Charlene Jennett was supported by an EPSRC DTA studentship.
Anna L Cox receives funding from the EPSRC and NIHR.
In recent years there has been a profound shift in the way that people consume television programmes. We’re no longer constrained to 4 or 5 channels on the single TV in the living room. With the rise of internet TV we can use a mobile device, such as laptop or tablet computer, to watch our favourite television show whenever we like. But look around the average living room and what are people doing? They’re no longer glued to the box in the corner but are shifting their attention across multiple devices: keeping up with others through email and social networking sites, as well playing games and looking up information (Müller, Gove, & Webb, 2012; Stawarz, Cox, Bird, & Benedyk, 2013).
Encouraged by a friend who loves x-factor and her husband who works for a (competitor) UK TV channel, I subscribed to the x-factor app on Saturday (for research purposes!!!). There’s loads of video content on the app which I’ve not looked at. The bit that I played around with, the 5th judge, only appears when the show is live. As each act does their audition the app offers you the chance to vote. If you log in via facebook then you can also see whether your friends voted ‘yes’ or ‘no’.
But I guess the truth is that I don’t really watch x-factor, in fact I don’t often really watch any TV. More frequently you’ll find that it’s on in the background whilst I sit on the sofa and do my emails. But what I discovered yesterday was that this app is working really hard to stop me doing this by demanding my attention. It talks to me and tells me what the majority of 5th judges have decided, thus prompting me to interact with it. And just when the adverts come on and I think I can dedicate my attention to my email, it asks me questions and makes a ticking clock noise that suggests that I only have a limited time in which to give my response – who can resist that?? Companion apps like this are really successful in keeping the viewers attention on the TV programme and preventing them from switching to their email or social networking sites.

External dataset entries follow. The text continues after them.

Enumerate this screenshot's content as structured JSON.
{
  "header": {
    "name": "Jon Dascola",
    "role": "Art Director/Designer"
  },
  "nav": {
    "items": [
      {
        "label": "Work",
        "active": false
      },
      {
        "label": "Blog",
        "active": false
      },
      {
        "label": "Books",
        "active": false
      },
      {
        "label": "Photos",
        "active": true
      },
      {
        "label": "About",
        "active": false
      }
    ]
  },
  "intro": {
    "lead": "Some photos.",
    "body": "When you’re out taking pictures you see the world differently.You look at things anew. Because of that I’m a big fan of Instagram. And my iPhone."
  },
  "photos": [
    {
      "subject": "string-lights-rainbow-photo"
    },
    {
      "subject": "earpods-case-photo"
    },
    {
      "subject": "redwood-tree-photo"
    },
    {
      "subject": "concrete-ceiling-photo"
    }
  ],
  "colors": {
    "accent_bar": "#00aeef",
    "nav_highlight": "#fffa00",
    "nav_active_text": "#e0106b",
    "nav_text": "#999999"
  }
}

This week I also came across a startup called CanFocus http://www.canfocus.com/ . They’ve designed a button that switches all your email, phone and IM statuses to “do not disturb” so that you can focus on work and “become a productivity superhero”. There’s been many a situation where I’ve sat down with the idea of watching something, only to be distracted by a desire to engage with a digital device. I think I need one of these to help me resist temptations to engage in work when I’m supposed to be doing non-work!
Hospital wards are busy places, and medical professionals conducting routine tasks, such as setting up an infusion pump, are likely to find themselves interrupted at some point in the sequence. We have been investigating ways to reduce cognitive slips caused by interruptions, such as exploring the value of encouraging users to stop and think before resuming a task following an interruption. Findings suggest that the process of retracing previously achieved sub-goals can help with resuming a task. Ways of encouraging people to take time before resuming their task rather than jumping straight back in have been tested. In addition to demonstrating that people make speed/accuracy tradeoffs when resuming after an interruption, we are also investigating whether we can predict from eye-movement data if someone will make an error. Ultimately, as this work matures it will allow us to make predictions about device designs that better support error avoidance.
Back, J., Brumby, D. P., Cox, A. L. (2010). Locked-out: Investigating the effectiveness of system lockouts to reduce errors in routine tasks. Proceedings of the 28th international conference extended abstracts on human factors in computing systems, CHI EA ’10. ( pp.3775-3780). New York, NY: ACM Press. Author URL Publisher URL